**TRY IT**: Pull every line with "заявителя" from the entries below.

Web page and app entries
____________

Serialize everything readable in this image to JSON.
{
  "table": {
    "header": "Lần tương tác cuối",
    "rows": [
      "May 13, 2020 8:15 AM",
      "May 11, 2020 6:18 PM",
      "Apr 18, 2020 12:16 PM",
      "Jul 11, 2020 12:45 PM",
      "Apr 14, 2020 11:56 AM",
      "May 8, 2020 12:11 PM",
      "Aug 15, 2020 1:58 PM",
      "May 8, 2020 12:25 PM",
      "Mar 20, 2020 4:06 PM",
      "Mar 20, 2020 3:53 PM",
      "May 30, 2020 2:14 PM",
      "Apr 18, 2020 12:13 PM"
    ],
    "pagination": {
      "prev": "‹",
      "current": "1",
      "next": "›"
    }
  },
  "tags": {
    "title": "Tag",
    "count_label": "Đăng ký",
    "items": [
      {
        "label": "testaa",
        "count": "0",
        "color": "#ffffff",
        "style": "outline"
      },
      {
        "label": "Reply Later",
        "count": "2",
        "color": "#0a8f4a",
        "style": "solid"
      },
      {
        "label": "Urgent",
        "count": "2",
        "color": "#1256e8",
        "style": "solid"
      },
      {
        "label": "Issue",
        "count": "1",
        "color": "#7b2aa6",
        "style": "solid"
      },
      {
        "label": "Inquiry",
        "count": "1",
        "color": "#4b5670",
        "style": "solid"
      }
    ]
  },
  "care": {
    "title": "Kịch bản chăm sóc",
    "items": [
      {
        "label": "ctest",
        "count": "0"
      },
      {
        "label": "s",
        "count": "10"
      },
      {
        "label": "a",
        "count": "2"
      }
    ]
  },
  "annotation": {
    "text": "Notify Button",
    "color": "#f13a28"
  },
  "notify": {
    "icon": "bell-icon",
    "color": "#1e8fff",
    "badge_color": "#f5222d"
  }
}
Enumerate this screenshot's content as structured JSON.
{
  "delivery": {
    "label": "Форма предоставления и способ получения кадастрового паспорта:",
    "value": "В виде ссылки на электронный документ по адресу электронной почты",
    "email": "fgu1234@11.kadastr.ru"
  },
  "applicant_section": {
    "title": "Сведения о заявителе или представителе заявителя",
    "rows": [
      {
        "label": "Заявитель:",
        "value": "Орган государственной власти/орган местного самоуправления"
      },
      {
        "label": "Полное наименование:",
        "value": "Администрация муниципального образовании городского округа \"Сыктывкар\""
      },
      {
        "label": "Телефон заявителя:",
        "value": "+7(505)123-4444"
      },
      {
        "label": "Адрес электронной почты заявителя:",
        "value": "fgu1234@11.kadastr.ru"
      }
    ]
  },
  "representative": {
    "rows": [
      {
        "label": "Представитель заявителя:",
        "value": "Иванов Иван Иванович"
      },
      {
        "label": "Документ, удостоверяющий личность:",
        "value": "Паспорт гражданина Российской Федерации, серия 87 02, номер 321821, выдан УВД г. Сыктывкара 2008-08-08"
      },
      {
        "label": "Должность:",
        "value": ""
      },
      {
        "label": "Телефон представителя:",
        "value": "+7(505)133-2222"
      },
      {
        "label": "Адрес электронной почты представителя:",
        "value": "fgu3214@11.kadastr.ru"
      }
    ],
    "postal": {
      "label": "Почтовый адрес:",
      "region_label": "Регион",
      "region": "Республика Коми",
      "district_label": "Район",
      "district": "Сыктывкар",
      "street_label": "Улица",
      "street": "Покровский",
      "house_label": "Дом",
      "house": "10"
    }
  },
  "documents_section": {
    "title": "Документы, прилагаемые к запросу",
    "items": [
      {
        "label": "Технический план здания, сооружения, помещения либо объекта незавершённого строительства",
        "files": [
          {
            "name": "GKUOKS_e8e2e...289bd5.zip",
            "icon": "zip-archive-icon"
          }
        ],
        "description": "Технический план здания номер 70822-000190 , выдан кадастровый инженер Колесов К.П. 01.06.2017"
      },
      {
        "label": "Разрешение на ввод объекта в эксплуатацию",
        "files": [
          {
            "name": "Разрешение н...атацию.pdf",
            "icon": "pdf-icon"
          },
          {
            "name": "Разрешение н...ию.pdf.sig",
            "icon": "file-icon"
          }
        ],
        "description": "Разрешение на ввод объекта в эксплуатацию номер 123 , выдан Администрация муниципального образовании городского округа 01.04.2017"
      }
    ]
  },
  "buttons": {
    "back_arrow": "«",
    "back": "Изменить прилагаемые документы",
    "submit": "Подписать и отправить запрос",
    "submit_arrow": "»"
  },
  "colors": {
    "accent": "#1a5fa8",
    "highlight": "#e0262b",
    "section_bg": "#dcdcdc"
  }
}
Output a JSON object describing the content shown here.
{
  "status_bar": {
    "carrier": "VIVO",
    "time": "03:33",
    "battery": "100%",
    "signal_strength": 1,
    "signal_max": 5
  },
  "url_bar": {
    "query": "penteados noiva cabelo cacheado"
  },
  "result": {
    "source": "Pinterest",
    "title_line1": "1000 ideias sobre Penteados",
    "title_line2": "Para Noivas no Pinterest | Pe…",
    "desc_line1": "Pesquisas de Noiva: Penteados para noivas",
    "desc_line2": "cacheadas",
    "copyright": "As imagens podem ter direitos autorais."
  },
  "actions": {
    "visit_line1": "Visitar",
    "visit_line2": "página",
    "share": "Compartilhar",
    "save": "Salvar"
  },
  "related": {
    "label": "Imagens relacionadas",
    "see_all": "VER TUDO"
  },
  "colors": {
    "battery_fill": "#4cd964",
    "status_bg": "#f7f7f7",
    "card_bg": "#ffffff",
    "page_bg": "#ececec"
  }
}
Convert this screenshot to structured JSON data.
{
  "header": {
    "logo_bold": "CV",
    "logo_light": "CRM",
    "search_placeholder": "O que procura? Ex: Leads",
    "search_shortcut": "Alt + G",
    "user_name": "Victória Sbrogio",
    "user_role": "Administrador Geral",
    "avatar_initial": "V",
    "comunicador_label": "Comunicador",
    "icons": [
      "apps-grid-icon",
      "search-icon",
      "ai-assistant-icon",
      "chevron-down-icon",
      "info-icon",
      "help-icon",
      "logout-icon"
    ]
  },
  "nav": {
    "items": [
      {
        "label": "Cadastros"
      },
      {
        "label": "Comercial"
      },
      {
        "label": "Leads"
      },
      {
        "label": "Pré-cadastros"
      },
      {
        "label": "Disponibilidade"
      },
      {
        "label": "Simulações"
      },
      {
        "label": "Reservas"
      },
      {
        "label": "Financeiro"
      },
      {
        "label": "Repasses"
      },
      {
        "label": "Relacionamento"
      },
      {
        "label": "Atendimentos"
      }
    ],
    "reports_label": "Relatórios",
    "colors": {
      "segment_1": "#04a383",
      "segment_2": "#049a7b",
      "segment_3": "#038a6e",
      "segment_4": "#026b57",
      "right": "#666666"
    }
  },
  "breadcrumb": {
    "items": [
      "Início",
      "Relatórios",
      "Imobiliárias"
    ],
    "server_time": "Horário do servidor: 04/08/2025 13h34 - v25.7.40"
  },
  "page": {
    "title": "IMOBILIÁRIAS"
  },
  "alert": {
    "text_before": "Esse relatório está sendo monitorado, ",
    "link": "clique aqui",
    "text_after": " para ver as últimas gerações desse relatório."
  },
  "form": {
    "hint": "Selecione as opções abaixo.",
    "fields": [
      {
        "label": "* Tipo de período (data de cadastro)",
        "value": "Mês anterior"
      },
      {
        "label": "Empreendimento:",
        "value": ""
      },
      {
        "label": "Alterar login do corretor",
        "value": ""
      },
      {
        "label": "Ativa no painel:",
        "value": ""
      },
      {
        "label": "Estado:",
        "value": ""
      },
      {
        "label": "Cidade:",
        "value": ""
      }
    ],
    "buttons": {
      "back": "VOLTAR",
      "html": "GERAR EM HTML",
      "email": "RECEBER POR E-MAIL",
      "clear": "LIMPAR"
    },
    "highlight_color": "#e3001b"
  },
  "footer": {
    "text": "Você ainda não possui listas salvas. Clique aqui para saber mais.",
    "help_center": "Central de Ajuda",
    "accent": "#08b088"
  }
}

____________

**EXERCISE RESULT**:
    "title": "Сведения о заявителе или представителе заявителя",
        "label": "Телефон заявителя:",
        "label": "Адрес электронной почты заявителя:",
        "label": "Представитель заявителя:",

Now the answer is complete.